Articles | Volume 2, issue 1
Research article
20 Jun 2017
Research article |  | 20 Jun 2017

Demonstration and uncertainty analysis of synchronised scanning lidar measurements of 2-D velocity fields in a boundary-layer wind tunnel

Marijn Floris van Dooren, Filippo Campagnolo, Mikael Sjöholm, Nikolas Angelou, Torben Mikkelsen, and Martin Kühn

Abstract. This paper combines the research methodologies of scaled wind turbine model experiments in wind tunnels with short-range WindScanner lidar measurement technology. The wind tunnel at the Politecnico di Milano was equipped with three wind turbine models and two short-range WindScanner lidars to demonstrate the benefits of synchronised scanning lidars in such experimental surroundings for the first time.

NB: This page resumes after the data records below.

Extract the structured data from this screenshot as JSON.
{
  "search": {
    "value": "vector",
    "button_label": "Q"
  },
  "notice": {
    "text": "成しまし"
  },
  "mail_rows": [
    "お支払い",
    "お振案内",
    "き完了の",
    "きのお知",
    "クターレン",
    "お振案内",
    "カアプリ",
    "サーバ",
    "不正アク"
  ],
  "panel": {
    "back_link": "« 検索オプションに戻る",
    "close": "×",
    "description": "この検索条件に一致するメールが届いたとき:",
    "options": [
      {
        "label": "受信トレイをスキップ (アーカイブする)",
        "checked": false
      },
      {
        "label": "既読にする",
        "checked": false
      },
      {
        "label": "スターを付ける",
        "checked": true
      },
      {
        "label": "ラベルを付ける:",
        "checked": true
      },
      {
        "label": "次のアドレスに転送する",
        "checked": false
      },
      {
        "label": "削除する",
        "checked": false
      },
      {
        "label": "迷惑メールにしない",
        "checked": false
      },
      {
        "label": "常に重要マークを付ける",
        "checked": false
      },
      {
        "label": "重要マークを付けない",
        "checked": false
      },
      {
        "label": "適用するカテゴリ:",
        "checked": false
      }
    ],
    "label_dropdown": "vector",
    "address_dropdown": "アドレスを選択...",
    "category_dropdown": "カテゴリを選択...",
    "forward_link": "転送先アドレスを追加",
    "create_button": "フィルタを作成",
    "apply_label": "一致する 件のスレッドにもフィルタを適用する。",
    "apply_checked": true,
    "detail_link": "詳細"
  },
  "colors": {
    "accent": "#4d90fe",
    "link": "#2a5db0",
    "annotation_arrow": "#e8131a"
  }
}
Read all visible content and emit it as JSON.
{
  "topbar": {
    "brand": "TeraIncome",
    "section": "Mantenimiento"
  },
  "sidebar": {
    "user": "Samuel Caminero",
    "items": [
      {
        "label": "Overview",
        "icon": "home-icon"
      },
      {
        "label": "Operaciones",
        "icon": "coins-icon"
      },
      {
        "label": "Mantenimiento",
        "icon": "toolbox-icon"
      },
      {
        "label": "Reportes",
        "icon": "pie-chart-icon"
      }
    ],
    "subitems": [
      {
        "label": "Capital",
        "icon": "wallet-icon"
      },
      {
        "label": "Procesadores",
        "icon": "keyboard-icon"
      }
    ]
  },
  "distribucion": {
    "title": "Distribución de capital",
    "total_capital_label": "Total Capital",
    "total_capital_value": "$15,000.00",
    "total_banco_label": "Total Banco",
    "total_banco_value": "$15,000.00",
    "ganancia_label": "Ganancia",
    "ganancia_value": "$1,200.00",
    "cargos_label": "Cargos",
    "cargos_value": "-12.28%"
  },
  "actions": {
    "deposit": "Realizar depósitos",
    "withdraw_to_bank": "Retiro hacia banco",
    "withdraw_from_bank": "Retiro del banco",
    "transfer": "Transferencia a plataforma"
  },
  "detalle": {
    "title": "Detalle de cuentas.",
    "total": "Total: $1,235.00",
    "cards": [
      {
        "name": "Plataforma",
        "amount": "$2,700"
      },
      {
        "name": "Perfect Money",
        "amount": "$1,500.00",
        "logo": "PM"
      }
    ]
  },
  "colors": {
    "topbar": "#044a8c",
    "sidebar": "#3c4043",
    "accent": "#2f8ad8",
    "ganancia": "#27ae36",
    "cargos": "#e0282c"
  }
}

The dual-lidar system can provide fully synchronised trajectory scans with sampling timescales ranging from seconds to minutes. First, staring mode measurements were compared to hot-wire probe measurements commonly used in wind tunnels. This yielded goodness of fit coefficients of 0.969 and 0.902 for the 1 Hz averaged u and v components of the wind speed, respectively, validating the 2-D measurement capability of the lidar scanners. Subsequently, the measurement of wake profiles on a line as well as wake area scans were executed to illustrate the applicability of lidar scanning to the measurement of small-scale wind flow effects. An extensive uncertainty analysis was executed to assess the accuracy of the method. The downsides of lidar with respect to the hot-wire probes are the larger measurement probe volume, which compromises the ability to measure turbulence, and the possible loss of a small part of the measurements due to hard target beam reflection. In contrast, the benefits are the high flexibility in conducting both point measurements and area scanning and the fact that remote sensing techniques do not disturb the flow during measuring. The research campaign revealed a high potential for using short-range synchronised scanning lidars to measure the flow around wind turbines in a wind tunnel and increased the knowledge about the corresponding uncertainties.

Short summary
We conducted measurements in a wind tunnel with the remote sensing technique lidar to map the flow around a row of three model wind turbines. Two lidars were positioned near the wind tunnel walls to measure the two-dimensional wind vector over a defined scanning line or area without influencing the flow itself. A comparison of the lidar measurements with a hot-wire probe and a thorough uncertainty analysis confirmed the usefulness of lidar technology for such flow measurements in a wind tunnel.
Final-revised paper